§ **What to produce**
Set down each record below exactly as it stands. Pictures are not part of the copy.
[Information shown Boundary: Start]
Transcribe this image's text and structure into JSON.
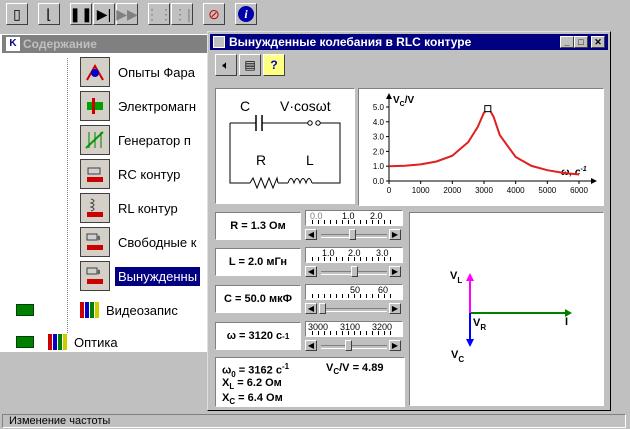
{
  "toc": {
    "title": "Содержание",
    "items": [
      {
        "label": "Опыты Фара"
      },
      {
        "label": "Электромагн"
      },
      {
        "label": "Генератор п"
      },
      {
        "label": "RC контур"
      },
      {
        "label": "RL контур"
      },
      {
        "label": "Свободные к"
      },
      {
        "label": "Вынужденны",
        "selected": true
      },
      {
        "label": "Видеозапис"
      },
      {
        "label": "Оптика"
      }
    ]
  },
  "window": {
    "title": "Вынужденные колебания в RLC контуре"
  },
  "circuit": {
    "c_label": "C",
    "source_label": "V·cosωt",
    "r_label": "R",
    "l_label": "L"
  },
  "params": {
    "r": "R = 1.3 Ом",
    "l": "L = 2.0 мГн",
    "c": "C = 50.0 мкФ",
    "w_prefix": "ω = 3120 с",
    "w_exp": "-1"
  },
  "sliders": {
    "r_ticks": [
      "0.0",
      "1.0",
      "2.0"
    ],
    "l_ticks": [
      "1.0",
      "2.0",
      "3.0"
    ],
    "c_ticks": [
      "50",
      "60"
    ],
    "w_ticks": [
      "3000",
      "3100",
      "3200"
    ],
    "r_value": 1.3,
    "l_value": 2.0,
    "c_value": 50.0,
    "w_value": 3120
  },
  "results": {
    "w0_prefix": "ω",
    "w0_sub": "0",
    "w0_text": " = 3162 с",
    "w0_exp": "-1",
    "ratio_main": "V",
    "ratio_sub": "C",
    "ratio_text": "/V = 4.89",
    "xl_main": "X",
    "xl_sub": "L",
    "xl_text": " = 6.2 Ом",
    "xc_main": "X",
    "xc_sub": "C",
    "xc_text": " = 6.4 Ом"
  },
  "phasor": {
    "vl_main": "V",
    "vl_sub": "L",
    "vr_main": "V",
    "vr_sub": "R",
    "vc_main": "V",
    "vc_sub": "C",
    "i_label": "I"
  },
  "status": {
    "text": "Изменение частоты"
  },
  "colors": {
    "curve": "#e02020",
    "vl": "#ff00ff",
    "vr": "#000000",
    "vc": "#0000ff",
    "i": "#008000",
    "selection": "#000080"
  },
  "chart_data": {
    "type": "line",
    "ylabel_main": "V",
    "ylabel_sub": "C",
    "ylabel_tail": "/V",
    "xlabel": "ω, с",
    "xlabel_exp": "-1",
    "xlim": [
      0,
      6000
    ],
    "ylim": [
      0,
      5.0
    ],
    "x_ticks": [
      "0",
      "1000",
      "2000",
      "3000",
      "4000",
      "5000",
      "6000"
    ],
    "y_ticks": [
      "0.0",
      "1.0",
      "2.0",
      "3.0",
      "4.0",
      "5.0"
    ],
    "x": [
      0,
      500,
      1000,
      1500,
      2000,
      2500,
      2800,
      3000,
      3162,
      3300,
      3500,
      4000,
      4500,
      5000,
      5500,
      6000
    ],
    "values": [
      1.0,
      1.03,
      1.12,
      1.32,
      1.71,
      2.63,
      3.65,
      4.62,
      4.86,
      4.35,
      3.1,
      1.62,
      1.02,
      0.73,
      0.55,
      0.44
    ],
    "marker": {
      "x": 3120,
      "y": 4.89
    }
  }
}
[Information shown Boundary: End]
§ **Solution to this exercise**
Transcribe this image's text and structure into JSON.
{
  "toc": {
    "title": "Содержание",
    "items": [
      {
        "label": "Опыты Фара"
      },
      {
        "label": "Электромагн"
      },
      {
        "label": "Генератор п"
      },
      {
        "label": "RC контур"
      },
      {
        "label": "RL контур"
      },
      {
        "label": "Свободные к"
      },
      {
        "label": "Вынужденны",
        "selected": true
      },
      {
        "label": "Видеозапис"
      },
      {
        "label": "Оптика"
      }
    ]
  },
  "window": {
    "title": "Вынужденные колебания в RLC контуре"
  },
  "circuit": {
    "c_label": "C",
    "source_label": "V·cosωt",
    "r_label": "R",
    "l_label": "L"
  },
  "params": {
    "r": "R = 1.3 Ом",
    "l": "L = 2.0 мГн",
    "c": "C = 50.0 мкФ",
    "w_prefix": "ω = 3120 с",
    "w_exp": "-1"
  },
  "sliders": {
    "r_ticks": [
      "0.0",
      "1.0",
      "2.0"
    ],
    "l_ticks": [
      "1.0",
      "2.0",
      "3.0"
    ],
    "c_ticks": [
      "50",
      "60"
    ],
    "w_ticks": [
      "3000",
      "3100",
      "3200"
    ],
    "r_value": 1.3,
    "l_value": 2.0,
    "c_value": 50.0,
    "w_value": 3120
  },
  "results": {
    "w0_prefix": "ω",
    "w0_sub": "0",
    "w0_text": " = 3162 с",
    "w0_exp": "-1",
    "ratio_main": "V",
    "ratio_sub": "C",
    "ratio_text": "/V = 4.89",
    "xl_main": "X",
    "xl_sub": "L",
    "xl_text": " = 6.2 Ом",
    "xc_main": "X",
    "xc_sub": "C",
    "xc_text": " = 6.4 Ом"
  },
  "phasor": {
    "vl_main": "V",
    "vl_sub": "L",
    "vr_main": "V",
    "vr_sub": "R",
    "vc_main": "V",
    "vc_sub": "C",
    "i_label": "I"
  },
  "status": {
    "text": "Изменение частоты"
  },
  "colors": {
    "curve": "#e02020",
    "vl": "#ff00ff",
    "vr": "#000000",
    "vc": "#0000ff",
    "i": "#008000",
    "selection": "#000080"
  },
  "chart_data": {
    "type": "line",
    "ylabel_main": "V",
    "ylabel_sub": "C",
    "ylabel_tail": "/V",
    "xlabel": "ω, с",
    "xlabel_exp": "-1",
    "xlim": [
      0,
      6000
    ],
    "ylim": [
      0,
      5.0
    ],
    "x_ticks": [
      "0",
      "1000",
      "2000",
      "3000",
      "4000",
      "5000",
      "6000"
    ],
    "y_ticks": [
      "0.0",
      "1.0",
      "2.0",
      "3.0",
      "4.0",
      "5.0"
    ],
    "x": [
      0,
      500,
      1000,
      1500,
      2000,
      2500,
      2800,
      3000,
      3162,
      3300,
      3500,
      4000,
      4500,
      5000,
      5500,
      6000
    ],
    "values": [
      1.0,
      1.03,
      1.12,
      1.32,
      1.71,
      2.63,
      3.65,
      4.62,
      4.86,
      4.35,
      3.1,
      1.62,
      1.02,
      0.73,
      0.55,
      0.44
    ],
    "marker": {
      "x": 3120,
      "y": 4.89
    }
  }
}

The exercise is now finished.